Exercise objective:
If a record below holds a picture, leave the picture out and copy the rest exactly.

Dataset records:
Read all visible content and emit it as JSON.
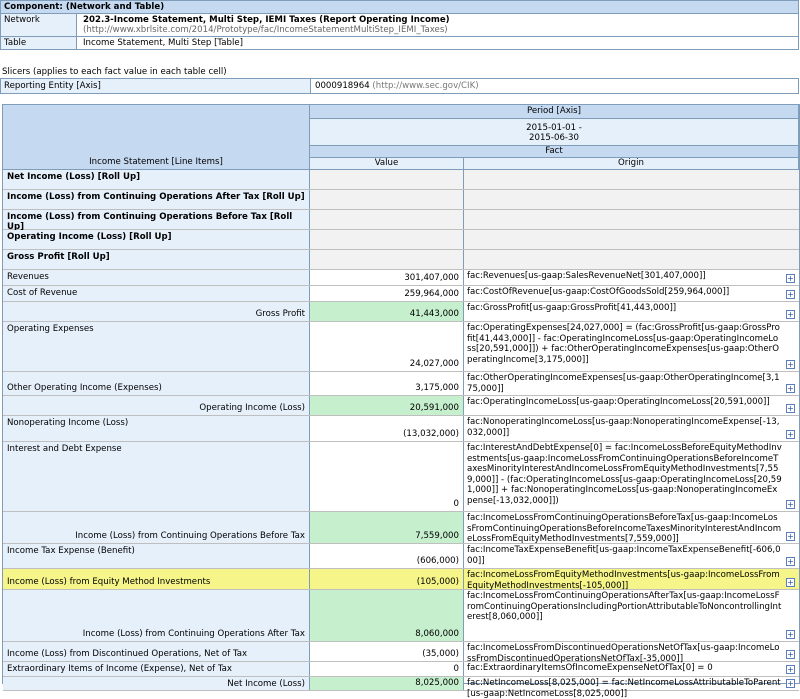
{
  "component": {
    "title": "Component: (Network and Table)",
    "network_label": "Network",
    "network_title": "202.3-Income Statement, Multi Step, IEMI Taxes (Report Operating Income)",
    "network_url": "(http://www.xbrlsite.com/2014/Prototype/fac/IncomeStatementMultiStep_IEMI_Taxes)",
    "table_label": "Table",
    "table_value": "Income Statement, Multi Step [Table]"
  },
  "slicers": {
    "label": "Slicers (applies to each fact value in each table cell)",
    "axis": "Reporting Entity [Axis]",
    "value": "0000918964",
    "value_url": "(http://www.sec.gov/CIK)"
  },
  "table": {
    "period_axis": "Period [Axis]",
    "period_line1": "2015-01-01 -",
    "period_line2": "2015-06-30",
    "fact": "Fact",
    "line_items_header": "Income Statement [Line Items]",
    "value_header": "Value",
    "origin_header": "Origin",
    "rows": [
      {
        "label": "Net Income (Loss) [Roll Up]",
        "value": "",
        "origin": ""
      },
      {
        "label": "Income (Loss) from Continuing Operations After Tax [Roll Up]",
        "value": "",
        "origin": ""
      },
      {
        "label": "Income (Loss) from Continuing Operations Before Tax [Roll Up]",
        "value": "",
        "origin": ""
      },
      {
        "label": "Operating Income (Loss) [Roll Up]",
        "value": "",
        "origin": ""
      },
      {
        "label": "Gross Profit [Roll Up]",
        "value": "",
        "origin": ""
      },
      {
        "label": "Revenues",
        "value": "301,407,000",
        "origin": "fac:Revenues[us-gaap:SalesRevenueNet[301,407,000]]"
      },
      {
        "label": "Cost of Revenue",
        "value": "259,964,000",
        "origin": "fac:CostOfRevenue[us-gaap:CostOfGoodsSold[259,964,000]]"
      },
      {
        "label": "Gross Profit",
        "value": "41,443,000",
        "origin": "fac:GrossProfit[us-gaap:GrossProfit[41,443,000]]"
      },
      {
        "label": "Operating Expenses",
        "value": "24,027,000",
        "origin": "fac:OperatingExpenses[24,027,000] = (fac:GrossProfit[us-gaap:GrossProfit[41,443,000]] - fac:OperatingIncomeLoss[us-gaap:OperatingIncomeLoss[20,591,000]]) + fac:OtherOperatingIncomeExpenses[us-gaap:OtherOperatingIncome[3,175,000]]"
      },
      {
        "label": "Other Operating Income (Expenses)",
        "value": "3,175,000",
        "origin": "fac:OtherOperatingIncomeExpenses[us-gaap:OtherOperatingIncome[3,175,000]]"
      },
      {
        "label": "Operating Income (Loss)",
        "value": "20,591,000",
        "origin": "fac:OperatingIncomeLoss[us-gaap:OperatingIncomeLoss[20,591,000]]"
      },
      {
        "label": "Nonoperating Income (Loss)",
        "value": "(13,032,000)",
        "origin": "fac:NonoperatingIncomeLoss[us-gaap:NonoperatingIncomeExpense[-13,032,000]]"
      },
      {
        "label": "Interest and Debt Expense",
        "value": "0",
        "origin": "fac:InterestAndDebtExpense[0] = fac:IncomeLossBeforeEquityMethodInvestments[us-gaap:IncomeLossFromContinuingOperationsBeforeIncomeTaxesMinorityInterestAndIncomeLossFromEquityMethodInvestments[7,559,000]] - (fac:OperatingIncomeLoss[us-gaap:OperatingIncomeLoss[20,591,000]] + fac:NonoperatingIncomeLoss[us-gaap:NonoperatingIncomeExpense[-13,032,000]])"
      },
      {
        "label": "Income (Loss) from Continuing Operations Before Tax",
        "value": "7,559,000",
        "origin": "fac:IncomeLossFromContinuingOperationsBeforeTax[us-gaap:IncomeLossFromContinuingOperationsBeforeIncomeTaxesMinorityInterestAndIncomeLossFromEquityMethodInvestments[7,559,000]]"
      },
      {
        "label": "Income Tax Expense (Benefit)",
        "value": "(606,000)",
        "origin": "fac:IncomeTaxExpenseBenefit[us-gaap:IncomeTaxExpenseBenefit[-606,000]]"
      },
      {
        "label": "Income (Loss) from Equity Method Investments",
        "value": "(105,000)",
        "origin": "fac:IncomeLossFromEquityMethodInvestments[us-gaap:IncomeLossFromEquityMethodInvestments[-105,000]]"
      },
      {
        "label": "Income (Loss) from Continuing Operations After Tax",
        "value": "8,060,000",
        "origin": "fac:IncomeLossFromContinuingOperationsAfterTax[us-gaap:IncomeLossFromContinuingOperationsIncludingPortionAttributableToNoncontrollingInterest[8,060,000]]"
      },
      {
        "label": "Income (Loss) from Discontinued Operations, Net of Tax",
        "value": "(35,000)",
        "origin": "fac:IncomeLossFromDiscontinuedOperationsNetOfTax[us-gaap:IncomeLossFromDiscontinuedOperationsNetOfTax[-35,000]]"
      },
      {
        "label": "Extraordinary Items of Income (Expense), Net of Tax",
        "value": "0",
        "origin": "fac:ExtraordinaryItemsOfIncomeExpenseNetOfTax[0] = 0"
      },
      {
        "label": "Net Income (Loss)",
        "value": "8,025,000",
        "origin": "fac:NetIncomeLoss[8,025,000] = fac:NetIncomeLossAttributableToParent[us-gaap:NetIncomeLoss[8,025,000]]"
      }
    ],
    "expand_glyph": "+"
  },
  "colors": {
    "header_blue": "#c5d9f1",
    "label_blue": "#e6f0fb",
    "total_green": "#c6efce",
    "highlight_yellow": "#f5f58a"
  }
}
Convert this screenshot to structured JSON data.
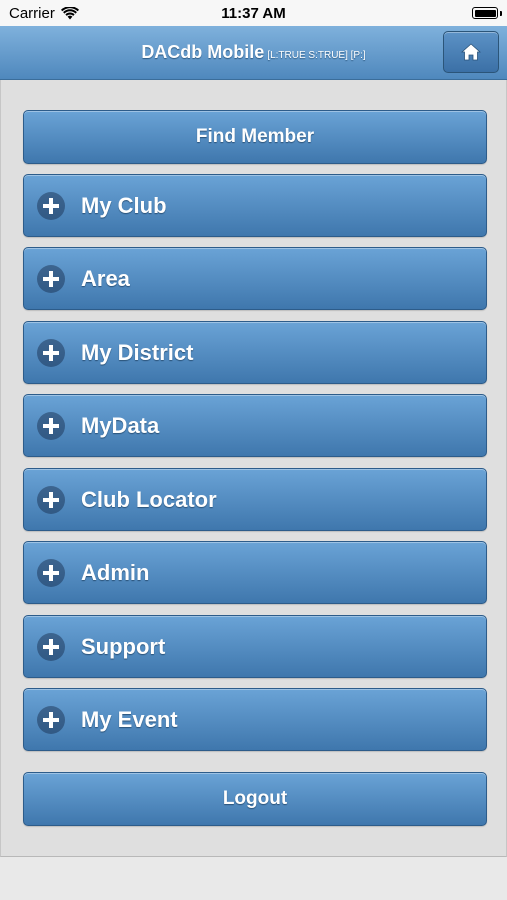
{
  "status_bar": {
    "carrier": "Carrier",
    "time": "11:37 AM"
  },
  "header": {
    "title": "DACdb Mobile",
    "subtitle": "[L:TRUE S:TRUE] [P:]",
    "home_icon": "home-icon"
  },
  "find_member_label": "Find Member",
  "menu_items": [
    {
      "label": "My Club",
      "icon": "plus-circle-icon"
    },
    {
      "label": "Area",
      "icon": "plus-circle-icon"
    },
    {
      "label": "My District",
      "icon": "plus-circle-icon"
    },
    {
      "label": "MyData",
      "icon": "plus-circle-icon"
    },
    {
      "label": "Club Locator",
      "icon": "plus-circle-icon"
    },
    {
      "label": "Admin",
      "icon": "plus-circle-icon"
    },
    {
      "label": "Support",
      "icon": "plus-circle-icon"
    },
    {
      "label": "My Event",
      "icon": "plus-circle-icon"
    }
  ],
  "logout_label": "Logout",
  "colors": {
    "header_top": "#7fb1dc",
    "header_bottom": "#4f88bd",
    "button_top": "#6aa3d6",
    "button_bottom": "#3f77ad",
    "background": "#dfdfdf"
  }
}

Final answer:
Read all visible content and emit it as JSON.
{
  "component": {
    "title": "Component: (Network and Table)",
    "network_label": "Network",
    "network_title": "202.3-Income Statement, Multi Step, IEMI Taxes (Report Operating Income)",
    "network_url": "(http://www.xbrlsite.com/2014/Prototype/fac/IncomeStatementMultiStep_IEMI_Taxes)",
    "table_label": "Table",
    "table_value": "Income Statement, Multi Step [Table]"
  },
  "slicers": {
    "label": "Slicers (applies to each fact value in each table cell)",
    "axis": "Reporting Entity [Axis]",
    "value": "0000918964",
    "value_url": "(http://www.sec.gov/CIK)"
  },
  "table": {
    "period_axis": "Period [Axis]",
    "period_line1": "2015-01-01 -",
    "period_line2": "2015-06-30",
    "fact": "Fact",
    "line_items_header": "Income Statement [Line Items]",
    "value_header": "Value",
    "origin_header": "Origin",
    "rows": [
      {
        "label": "Net Income (Loss) [Roll Up]",
        "value": "",
        "origin": ""
      },
      {
        "label": "Income (Loss) from Continuing Operations After Tax [Roll Up]",
        "value": "",
        "origin": ""
      },
      {
        "label": "Income (Loss) from Continuing Operations Before Tax [Roll Up]",
        "value": "",
        "origin": ""
      },
      {
        "label": "Operating Income (Loss) [Roll Up]",
        "value": "",
        "origin": ""
      },
      {
        "label": "Gross Profit [Roll Up]",
        "value": "",
        "origin": ""
      },
      {
        "label": "Revenues",
        "value": "301,407,000",
        "origin": "fac:Revenues[us-gaap:SalesRevenueNet[301,407,000]]"
      },
      {
        "label": "Cost of Revenue",
        "value": "259,964,000",
        "origin": "fac:CostOfRevenue[us-gaap:CostOfGoodsSold[259,964,000]]"
      },
      {
        "label": "Gross Profit",
        "value": "41,443,000",
        "origin": "fac:GrossProfit[us-gaap:GrossProfit[41,443,000]]"
      },
      {
        "label": "Operating Expenses",
        "value": "24,027,000",
        "origin": "fac:OperatingExpenses[24,027,000] = (fac:GrossProfit[us-gaap:GrossProfit[41,443,000]] - fac:OperatingIncomeLoss[us-gaap:OperatingIncomeLoss[20,591,000]]) + fac:OtherOperatingIncomeExpenses[us-gaap:OtherOperatingIncome[3,175,000]]"
      },
      {
        "label": "Other Operating Income (Expenses)",
        "value": "3,175,000",
        "origin": "fac:OtherOperatingIncomeExpenses[us-gaap:OtherOperatingIncome[3,175,000]]"
      },
      {
        "label": "Operating Income (Loss)",
        "value": "20,591,000",
        "origin": "fac:OperatingIncomeLoss[us-gaap:OperatingIncomeLoss[20,591,000]]"
      },
      {
        "label": "Nonoperating Income (Loss)",
        "value": "(13,032,000)",
        "origin": "fac:NonoperatingIncomeLoss[us-gaap:NonoperatingIncomeExpense[-13,032,000]]"
      },
      {
        "label": "Interest and Debt Expense",
        "value": "0",
        "origin": "fac:InterestAndDebtExpense[0] = fac:IncomeLossBeforeEquityMethodInvestments[us-gaap:IncomeLossFromContinuingOperationsBeforeIncomeTaxesMinorityInterestAndIncomeLossFromEquityMethodInvestments[7,559,000]] - (fac:OperatingIncomeLoss[us-gaap:OperatingIncomeLoss[20,591,000]] + fac:NonoperatingIncomeLoss[us-gaap:NonoperatingIncomeExpense[-13,032,000]])"
      },
      {
        "label": "Income (Loss) from Continuing Operations Before Tax",
        "value": "7,559,000",
        "origin": "fac:IncomeLossFromContinuingOperationsBeforeTax[us-gaap:IncomeLossFromContinuingOperationsBeforeIncomeTaxesMinorityInterestAndIncomeLossFromEquityMethodInvestments[7,559,000]]"
      },
      {
        "label": "Income Tax Expense (Benefit)",
        "value": "(606,000)",
        "origin": "fac:IncomeTaxExpenseBenefit[us-gaap:IncomeTaxExpenseBenefit[-606,000]]"
      },
      {
        "label": "Income (Loss) from Equity Method Investments",
        "value": "(105,000)",
        "origin": "fac:IncomeLossFromEquityMethodInvestments[us-gaap:IncomeLossFromEquityMethodInvestments[-105,000]]"
      },
      {
        "label": "Income (Loss) from Continuing Operations After Tax",
        "value": "8,060,000",
        "origin": "fac:IncomeLossFromContinuingOperationsAfterTax[us-gaap:IncomeLossFromContinuingOperationsIncludingPortionAttributableToNoncontrollingInterest[8,060,000]]"
      },
      {
        "label": "Income (Loss) from Discontinued Operations, Net of Tax",
        "value": "(35,000)",
        "origin": "fac:IncomeLossFromDiscontinuedOperationsNetOfTax[us-gaap:IncomeLossFromDiscontinuedOperationsNetOfTax[-35,000]]"
      },
      {
        "label": "Extraordinary Items of Income (Expense), Net of Tax",
        "value": "0",
        "origin": "fac:ExtraordinaryItemsOfIncomeExpenseNetOfTax[0] = 0"
      },
      {
        "label": "Net Income (Loss)",
        "value": "8,025,000",
        "origin": "fac:NetIncomeLoss[8,025,000] = fac:NetIncomeLossAttributableToParent[us-gaap:NetIncomeLoss[8,025,000]]"
      }
    ],
    "expand_glyph": "+"
  },
  "colors": {
    "header_blue": "#c5d9f1",
    "label_blue": "#e6f0fb",
    "total_green": "#c6efce",
    "highlight_yellow": "#f5f58a"
  }
}
Convert this screenshot to structured JSON data.
{
  "status_bar": {
    "carrier": "Carrier",
    "time": "11:37 AM"
  },
  "header": {
    "title": "DACdb Mobile",
    "subtitle": "[L:TRUE S:TRUE] [P:]",
    "home_icon": "home-icon"
  },
  "find_member_label": "Find Member",
  "menu_items": [
    {
      "label": "My Club",
      "icon": "plus-circle-icon"
    },
    {
      "label": "Area",
      "icon": "plus-circle-icon"
    },
    {
      "label": "My District",
      "icon": "plus-circle-icon"
    },
    {
      "label": "MyData",
      "icon": "plus-circle-icon"
    },
    {
      "label": "Club Locator",
      "icon": "plus-circle-icon"
    },
    {
      "label": "Admin",
      "icon": "plus-circle-icon"
    },
    {
      "label": "Support",
      "icon": "plus-circle-icon"
    },
    {
      "label": "My Event",
      "icon": "plus-circle-icon"
    }
  ],
  "logout_label": "Logout",
  "colors": {
    "header_top": "#7fb1dc",
    "header_bottom": "#4f88bd",
    "button_top": "#6aa3d6",
    "button_bottom": "#3f77ad",
    "background": "#dfdfdf"
  }
}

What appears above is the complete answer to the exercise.